◆ **EXTRACTED MATERIAL**:

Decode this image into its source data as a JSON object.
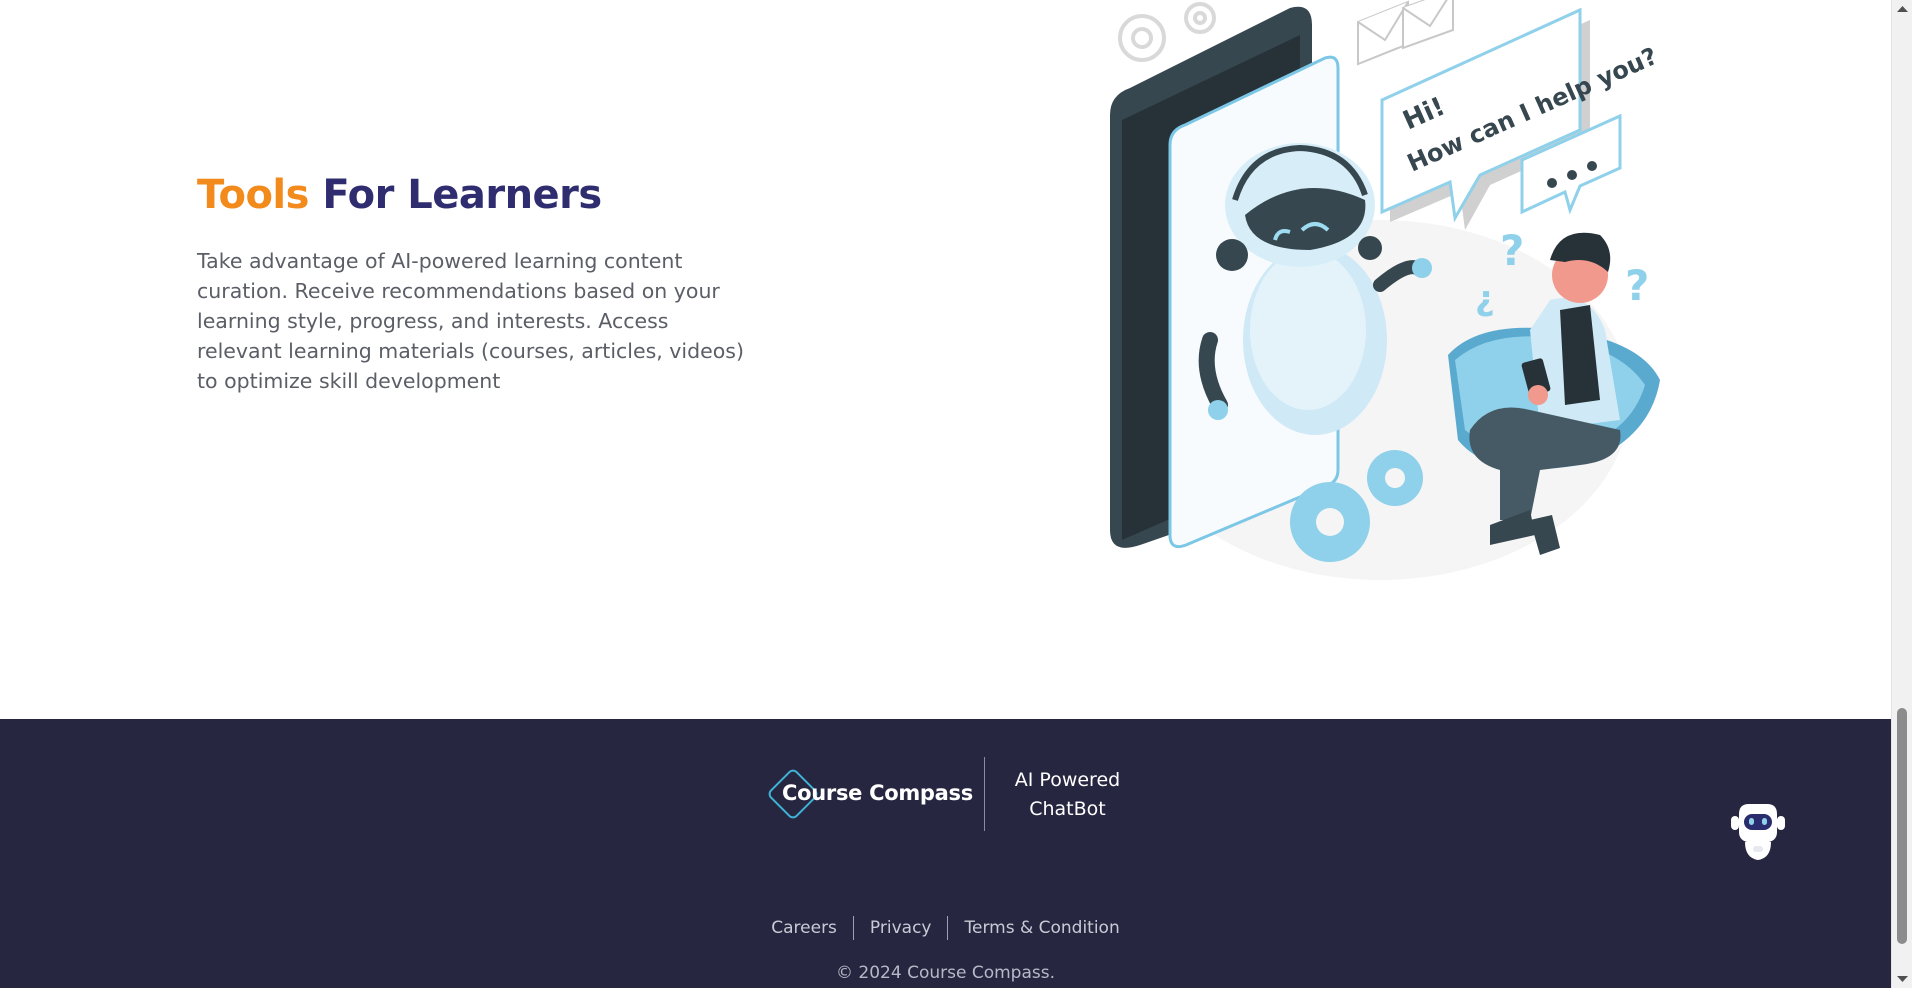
{
  "tools": {
    "title_highlight": "Tools",
    "title_rest": "For Learners",
    "description": "Take advantage of AI-powered learning content curation. Receive recommendations based on your learning style, progress, and interests. Access relevant learning materials (courses, articles, videos) to optimize skill development",
    "illustration": {
      "speech_line1": "Hi!",
      "speech_line2": "How can I help you?",
      "icon": "robot-chat-illustration"
    }
  },
  "footer": {
    "logo_text": "Course Compass",
    "chatbot_label_line1": "AI Powered",
    "chatbot_label_line2": "ChatBot",
    "links": [
      "Careers",
      "Privacy",
      "Terms & Condition"
    ],
    "copyright": "© 2024 Course Compass.",
    "bot_icon": "robot-icon"
  },
  "colors": {
    "accent_orange": "#f28a1c",
    "title_navy": "#2f2d6f",
    "footer_bg": "#262640",
    "logo_cyan": "#3fb3d6",
    "illustration_blue": "#8fd0ea"
  }
}
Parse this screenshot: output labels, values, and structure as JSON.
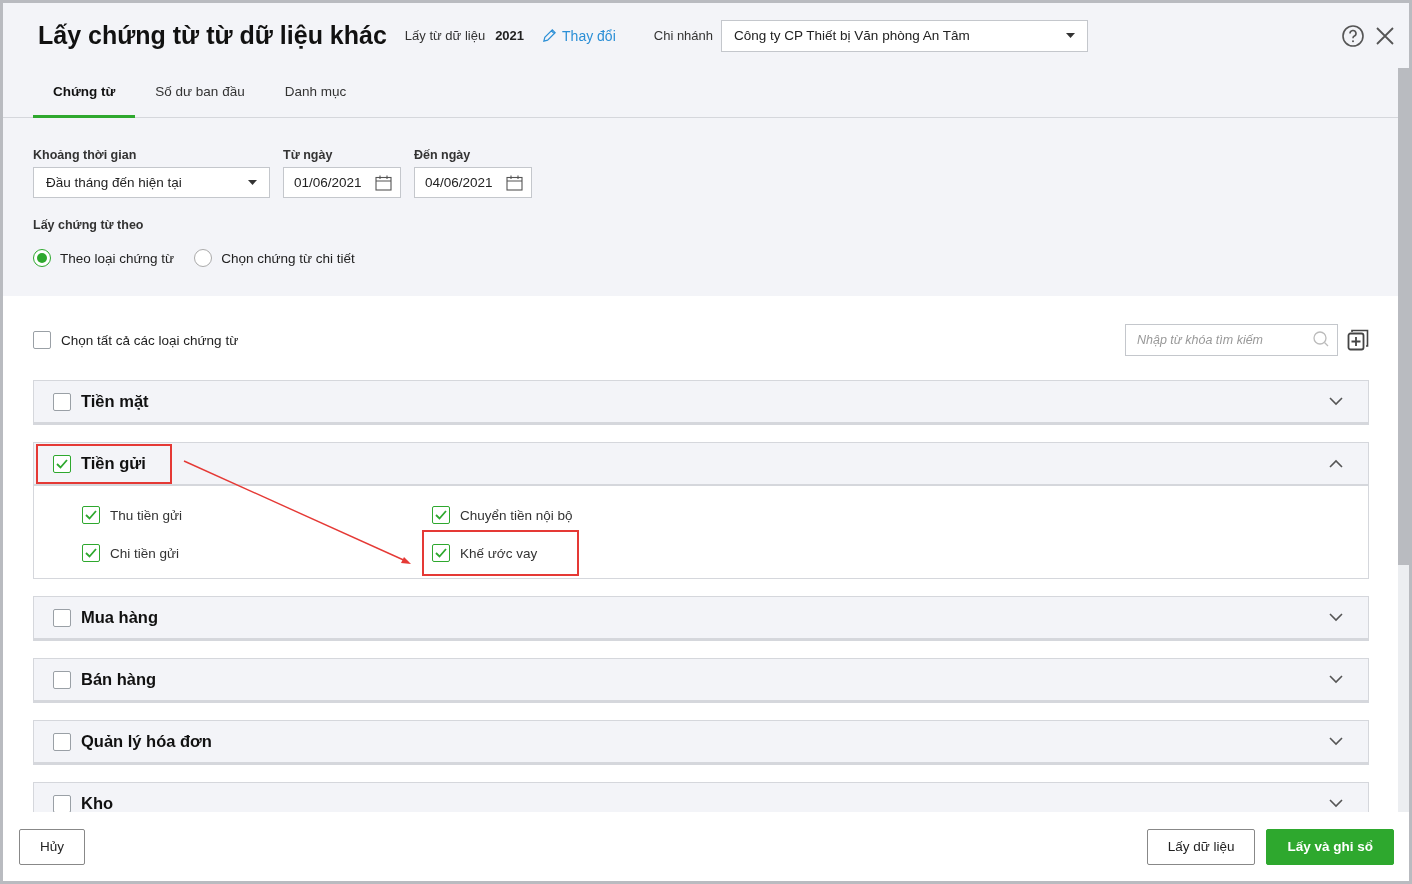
{
  "dialog": {
    "title": "Lấy chứng từ từ dữ liệu khác",
    "source_label": "Lấy từ dữ liệu",
    "source_value": "2021",
    "change_link": "Thay đổi",
    "branch_label": "Chi nhánh",
    "branch_value": "Công ty CP Thiết bị Văn phòng An Tâm"
  },
  "tabs": [
    {
      "label": "Chứng từ",
      "selected": true
    },
    {
      "label": "Số dư ban đầu",
      "selected": false
    },
    {
      "label": "Danh mục",
      "selected": false
    }
  ],
  "filters": {
    "period": {
      "label": "Khoảng thời gian",
      "value": "Đầu tháng đến hiện tại"
    },
    "from_date": {
      "label": "Từ ngày",
      "value": "01/06/2021"
    },
    "to_date": {
      "label": "Đến ngày",
      "value": "04/06/2021"
    }
  },
  "mode": {
    "label": "Lấy chứng từ theo",
    "options": [
      {
        "label": "Theo loại chứng từ",
        "selected": true
      },
      {
        "label": "Chọn chứng từ chi tiết",
        "selected": false
      }
    ]
  },
  "select_all": {
    "label": "Chọn tất cả các loại chứng từ",
    "checked": false
  },
  "search": {
    "placeholder": "Nhập từ khóa tìm kiếm"
  },
  "groups": [
    {
      "label": "Tiền mặt",
      "checked": false,
      "expanded": false,
      "highlighted": false
    },
    {
      "label": "Tiền gửi",
      "checked": true,
      "expanded": true,
      "highlighted": true,
      "items": [
        {
          "label": "Thu tiền gửi",
          "checked": true,
          "highlighted": false
        },
        {
          "label": "Chuyển tiền nội bộ",
          "checked": true,
          "highlighted": false
        },
        {
          "label": "Chi tiền gửi",
          "checked": true,
          "highlighted": false
        },
        {
          "label": "Khế ước vay",
          "checked": true,
          "highlighted": true
        }
      ]
    },
    {
      "label": "Mua hàng",
      "checked": false,
      "expanded": false,
      "highlighted": false
    },
    {
      "label": "Bán hàng",
      "checked": false,
      "expanded": false,
      "highlighted": false
    },
    {
      "label": "Quản lý hóa đơn",
      "checked": false,
      "expanded": false,
      "highlighted": false
    },
    {
      "label": "Kho",
      "checked": false,
      "expanded": false,
      "highlighted": false
    }
  ],
  "buttons": {
    "cancel": "Hủy",
    "fetch": "Lấy dữ liệu",
    "fetch_and_post": "Lấy và ghi sổ"
  }
}
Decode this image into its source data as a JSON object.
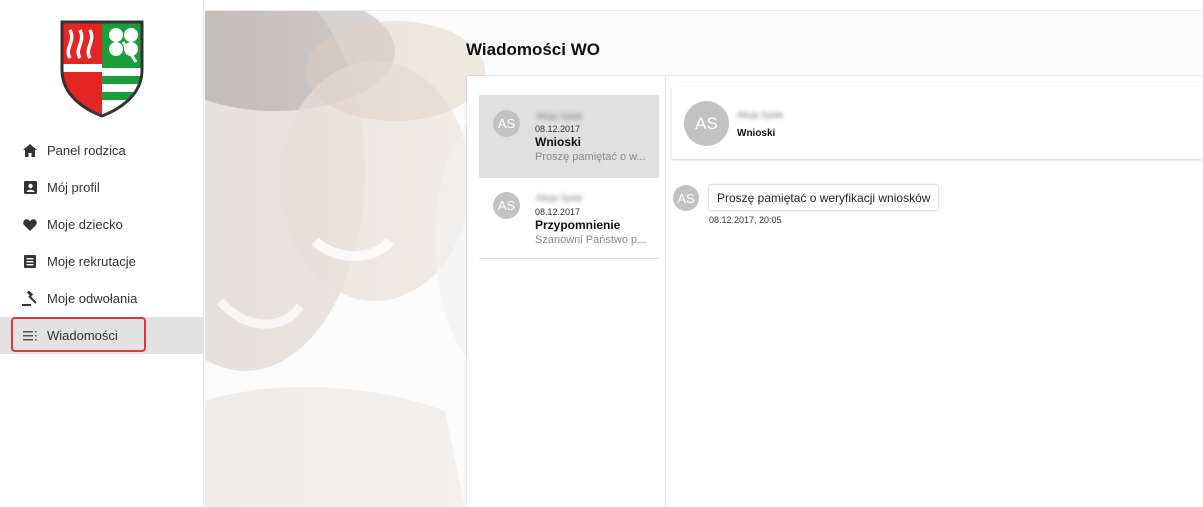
{
  "sidebar": {
    "items": [
      {
        "label": "Panel rodzica",
        "icon": "home-icon"
      },
      {
        "label": "Mój profil",
        "icon": "profile-card-icon"
      },
      {
        "label": "Moje dziecko",
        "icon": "heart-icon"
      },
      {
        "label": "Moje rekrutacje",
        "icon": "document-list-icon"
      },
      {
        "label": "Moje odwołania",
        "icon": "gavel-icon"
      },
      {
        "label": "Wiadomości",
        "icon": "messages-icon",
        "active": true
      }
    ]
  },
  "main": {
    "title": "Wiadomości WO",
    "conversations": [
      {
        "initials": "AS",
        "sender": "Alicja Sytek",
        "date": "08.12.2017",
        "subject": "Wnioski",
        "preview": "Proszę pamiętać o w...",
        "selected": true
      },
      {
        "initials": "AS",
        "sender": "Alicja Sytek",
        "date": "08.12.2017",
        "subject": "Przypomnienie",
        "preview": "Szanowni Państwo p...",
        "selected": false
      }
    ],
    "thread": {
      "initials": "AS",
      "sender": "Alicja Sytek",
      "subject": "Wnioski",
      "messages": [
        {
          "initials": "AS",
          "text": "Proszę pamiętać o weryfikacji wniosków",
          "time": "08.12.2017, 20:05"
        }
      ]
    }
  },
  "colors": {
    "accent_red": "#e0383d",
    "avatar_gray": "#c2c2c2",
    "selected_bg": "#e0e0e0",
    "crest_red": "#e52424",
    "crest_green": "#1a9e3b"
  }
}
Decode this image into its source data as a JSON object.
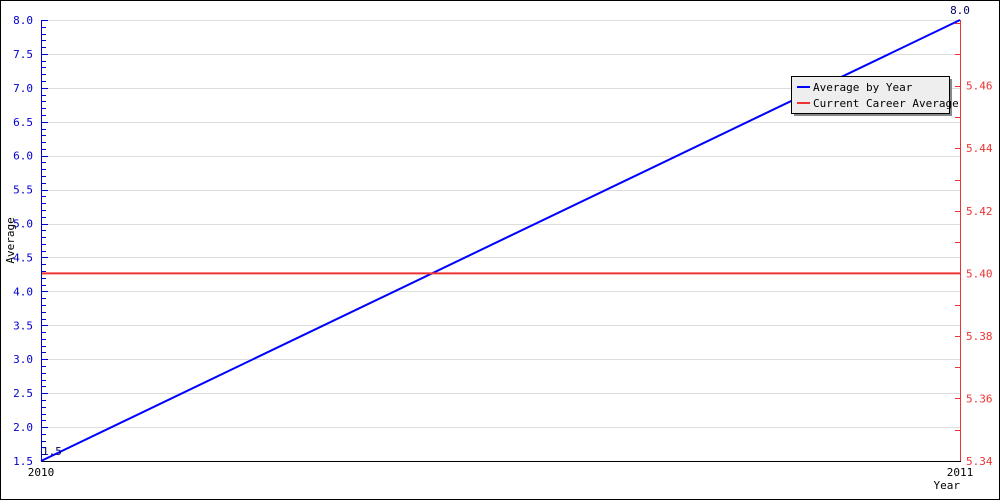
{
  "chart_data": {
    "type": "line",
    "title": "",
    "xlabel": "Year",
    "ylabel": "Average",
    "categories": [
      "2010",
      "2011"
    ],
    "x": [
      2010,
      2011
    ],
    "series": [
      {
        "name": "Average by Year",
        "axis": "left",
        "color": "#0000ff",
        "values": [
          1.5,
          8.0
        ],
        "point_labels": [
          "1.5",
          "8.0"
        ]
      },
      {
        "name": "Current Career Average",
        "axis": "right",
        "color": "#ee3333",
        "values": [
          5.4,
          5.4
        ]
      }
    ],
    "left_axis": {
      "color": "#0000cc",
      "ylim": [
        1.5,
        8.0
      ],
      "major_step": 0.5,
      "minor_step": 0.1,
      "tick_labels": [
        "1.5",
        "2.0",
        "2.5",
        "3.0",
        "3.5",
        "4.0",
        "4.5",
        "5.0",
        "5.5",
        "6.0",
        "6.5",
        "7.0",
        "7.5",
        "8.0"
      ]
    },
    "right_axis": {
      "color": "#ee3333",
      "ylim": [
        5.34,
        5.481
      ],
      "major_step": 0.02,
      "minor_step": 0.01,
      "tick_labels": [
        "5.34",
        "5.36",
        "5.38",
        "5.40",
        "5.42",
        "5.44",
        "5.46"
      ]
    },
    "grid": true,
    "legend": {
      "position": "top-right",
      "entries": [
        "Average by Year",
        "Current Career Average"
      ]
    }
  }
}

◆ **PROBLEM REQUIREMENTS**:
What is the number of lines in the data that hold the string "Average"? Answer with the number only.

◆ **RESPONSE TO THIS TASK**:
5